EXERCISE ::
Copy out all the lines of the data that hold the word "JSON".

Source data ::
- - - - -

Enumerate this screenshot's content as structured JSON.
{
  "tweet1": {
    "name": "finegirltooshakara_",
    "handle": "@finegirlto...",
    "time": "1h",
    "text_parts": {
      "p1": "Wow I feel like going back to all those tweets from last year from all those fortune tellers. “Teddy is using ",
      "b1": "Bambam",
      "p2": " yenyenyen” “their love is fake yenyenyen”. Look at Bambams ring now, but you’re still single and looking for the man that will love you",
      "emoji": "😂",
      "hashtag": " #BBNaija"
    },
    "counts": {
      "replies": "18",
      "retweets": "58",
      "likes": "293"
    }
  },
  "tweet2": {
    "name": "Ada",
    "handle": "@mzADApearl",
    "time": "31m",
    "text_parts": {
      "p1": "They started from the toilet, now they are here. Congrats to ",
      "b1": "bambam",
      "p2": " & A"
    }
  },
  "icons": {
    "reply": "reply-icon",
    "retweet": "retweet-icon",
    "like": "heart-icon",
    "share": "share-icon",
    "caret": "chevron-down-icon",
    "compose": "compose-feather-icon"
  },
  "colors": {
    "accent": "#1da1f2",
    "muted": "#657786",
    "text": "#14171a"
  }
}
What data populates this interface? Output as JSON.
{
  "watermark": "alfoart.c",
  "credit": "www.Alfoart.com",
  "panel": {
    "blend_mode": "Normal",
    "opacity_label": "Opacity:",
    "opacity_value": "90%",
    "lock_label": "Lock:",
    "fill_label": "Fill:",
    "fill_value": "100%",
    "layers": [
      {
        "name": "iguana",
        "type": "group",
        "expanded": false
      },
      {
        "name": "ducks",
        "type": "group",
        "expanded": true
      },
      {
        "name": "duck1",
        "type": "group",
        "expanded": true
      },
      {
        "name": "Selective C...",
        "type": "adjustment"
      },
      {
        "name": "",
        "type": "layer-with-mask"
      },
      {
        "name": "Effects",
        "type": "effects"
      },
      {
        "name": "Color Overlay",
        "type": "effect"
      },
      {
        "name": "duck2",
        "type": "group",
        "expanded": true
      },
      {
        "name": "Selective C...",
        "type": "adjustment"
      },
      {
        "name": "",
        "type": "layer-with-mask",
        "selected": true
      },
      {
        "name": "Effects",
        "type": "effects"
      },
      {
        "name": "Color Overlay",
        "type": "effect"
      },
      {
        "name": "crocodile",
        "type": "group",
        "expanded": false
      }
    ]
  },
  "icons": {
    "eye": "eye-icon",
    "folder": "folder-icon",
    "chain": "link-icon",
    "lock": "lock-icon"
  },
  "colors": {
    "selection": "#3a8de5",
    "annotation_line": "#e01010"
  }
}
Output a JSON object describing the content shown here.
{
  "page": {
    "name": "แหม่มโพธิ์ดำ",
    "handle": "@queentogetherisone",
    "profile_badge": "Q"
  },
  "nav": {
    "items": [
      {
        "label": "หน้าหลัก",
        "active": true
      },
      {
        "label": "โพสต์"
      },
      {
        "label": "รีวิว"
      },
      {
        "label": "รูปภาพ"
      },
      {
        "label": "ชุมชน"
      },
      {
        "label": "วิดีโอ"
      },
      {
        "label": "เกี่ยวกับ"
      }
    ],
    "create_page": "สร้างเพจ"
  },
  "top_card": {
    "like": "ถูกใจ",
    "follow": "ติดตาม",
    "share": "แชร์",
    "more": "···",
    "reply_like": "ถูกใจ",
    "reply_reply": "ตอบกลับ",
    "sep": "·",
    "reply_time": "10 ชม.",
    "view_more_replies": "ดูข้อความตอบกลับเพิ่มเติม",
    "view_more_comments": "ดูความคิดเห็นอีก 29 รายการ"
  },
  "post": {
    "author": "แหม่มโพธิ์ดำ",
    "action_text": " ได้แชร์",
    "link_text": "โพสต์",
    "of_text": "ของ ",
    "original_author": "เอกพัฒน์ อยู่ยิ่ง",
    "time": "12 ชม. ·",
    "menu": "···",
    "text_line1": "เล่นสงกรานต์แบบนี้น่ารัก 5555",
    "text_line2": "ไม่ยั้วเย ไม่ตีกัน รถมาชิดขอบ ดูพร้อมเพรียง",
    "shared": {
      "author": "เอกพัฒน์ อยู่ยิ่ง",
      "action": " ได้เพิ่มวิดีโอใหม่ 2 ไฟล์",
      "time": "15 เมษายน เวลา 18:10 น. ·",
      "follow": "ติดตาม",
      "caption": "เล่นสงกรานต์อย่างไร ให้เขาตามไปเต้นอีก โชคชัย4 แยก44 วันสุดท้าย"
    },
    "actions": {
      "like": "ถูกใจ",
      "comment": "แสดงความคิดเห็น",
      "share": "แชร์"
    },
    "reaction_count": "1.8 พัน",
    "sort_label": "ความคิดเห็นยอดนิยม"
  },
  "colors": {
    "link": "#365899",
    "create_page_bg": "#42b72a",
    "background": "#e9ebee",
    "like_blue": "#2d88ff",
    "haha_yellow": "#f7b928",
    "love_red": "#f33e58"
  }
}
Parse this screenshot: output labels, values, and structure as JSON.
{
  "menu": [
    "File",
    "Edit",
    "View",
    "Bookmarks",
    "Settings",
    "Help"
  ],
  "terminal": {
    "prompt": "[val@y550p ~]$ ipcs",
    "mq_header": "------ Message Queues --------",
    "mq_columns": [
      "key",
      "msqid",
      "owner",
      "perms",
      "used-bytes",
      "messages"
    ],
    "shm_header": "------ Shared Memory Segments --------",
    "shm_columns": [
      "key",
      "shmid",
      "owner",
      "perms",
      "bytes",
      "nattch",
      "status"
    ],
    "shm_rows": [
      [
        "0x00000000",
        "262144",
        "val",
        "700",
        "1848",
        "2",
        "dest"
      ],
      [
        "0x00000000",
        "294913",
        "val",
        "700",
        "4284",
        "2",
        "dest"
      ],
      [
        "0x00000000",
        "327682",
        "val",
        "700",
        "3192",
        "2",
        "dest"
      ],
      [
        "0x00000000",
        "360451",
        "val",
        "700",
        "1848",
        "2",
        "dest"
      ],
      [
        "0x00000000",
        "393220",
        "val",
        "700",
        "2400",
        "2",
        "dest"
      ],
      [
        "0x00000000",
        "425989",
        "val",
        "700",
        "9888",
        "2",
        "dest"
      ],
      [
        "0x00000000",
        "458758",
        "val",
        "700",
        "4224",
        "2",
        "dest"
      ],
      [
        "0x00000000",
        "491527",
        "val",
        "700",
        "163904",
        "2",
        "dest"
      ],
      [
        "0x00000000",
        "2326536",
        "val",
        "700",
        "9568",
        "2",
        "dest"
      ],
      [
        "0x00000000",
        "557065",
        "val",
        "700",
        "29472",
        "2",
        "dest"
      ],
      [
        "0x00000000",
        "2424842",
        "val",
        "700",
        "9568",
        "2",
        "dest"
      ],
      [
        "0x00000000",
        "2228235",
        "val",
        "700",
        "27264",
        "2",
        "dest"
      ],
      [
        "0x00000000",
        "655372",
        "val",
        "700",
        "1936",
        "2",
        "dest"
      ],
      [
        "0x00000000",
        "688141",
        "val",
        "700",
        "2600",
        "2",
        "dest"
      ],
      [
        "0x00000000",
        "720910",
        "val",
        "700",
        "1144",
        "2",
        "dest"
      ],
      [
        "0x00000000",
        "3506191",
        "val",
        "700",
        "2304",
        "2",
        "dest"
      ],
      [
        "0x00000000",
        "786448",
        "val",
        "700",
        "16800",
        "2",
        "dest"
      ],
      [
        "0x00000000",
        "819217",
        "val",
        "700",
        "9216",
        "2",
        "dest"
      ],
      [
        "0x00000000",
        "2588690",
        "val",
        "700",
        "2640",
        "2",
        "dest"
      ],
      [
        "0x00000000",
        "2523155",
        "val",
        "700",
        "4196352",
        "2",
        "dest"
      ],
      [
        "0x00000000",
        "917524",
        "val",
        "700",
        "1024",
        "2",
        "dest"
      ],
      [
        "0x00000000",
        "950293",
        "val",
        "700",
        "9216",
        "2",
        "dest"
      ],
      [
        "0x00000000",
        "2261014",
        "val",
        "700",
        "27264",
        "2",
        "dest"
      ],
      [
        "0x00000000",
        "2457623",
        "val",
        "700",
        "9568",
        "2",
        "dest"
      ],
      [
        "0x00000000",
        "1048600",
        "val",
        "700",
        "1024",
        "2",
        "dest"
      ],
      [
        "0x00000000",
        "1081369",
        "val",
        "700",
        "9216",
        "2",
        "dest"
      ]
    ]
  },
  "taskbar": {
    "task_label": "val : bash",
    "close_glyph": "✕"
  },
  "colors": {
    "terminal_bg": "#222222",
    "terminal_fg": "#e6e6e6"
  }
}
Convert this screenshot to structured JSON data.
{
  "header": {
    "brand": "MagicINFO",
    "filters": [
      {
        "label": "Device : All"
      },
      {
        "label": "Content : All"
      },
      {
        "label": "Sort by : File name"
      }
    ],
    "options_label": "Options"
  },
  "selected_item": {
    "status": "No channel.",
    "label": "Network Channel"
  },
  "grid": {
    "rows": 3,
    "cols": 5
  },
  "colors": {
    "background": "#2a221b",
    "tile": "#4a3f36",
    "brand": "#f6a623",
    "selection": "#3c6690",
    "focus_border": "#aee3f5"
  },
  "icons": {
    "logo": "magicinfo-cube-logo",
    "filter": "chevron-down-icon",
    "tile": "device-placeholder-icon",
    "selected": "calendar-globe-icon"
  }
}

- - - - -

YOUR SOLUTION ::
Enumerate this screenshot's content as structured JSON.
What data populates this interface? Output as JSON.
Output a JSON object describing the content shown here.
Parse this screenshot: output labels, values, and structure as JSON.
Convert this screenshot to structured JSON data.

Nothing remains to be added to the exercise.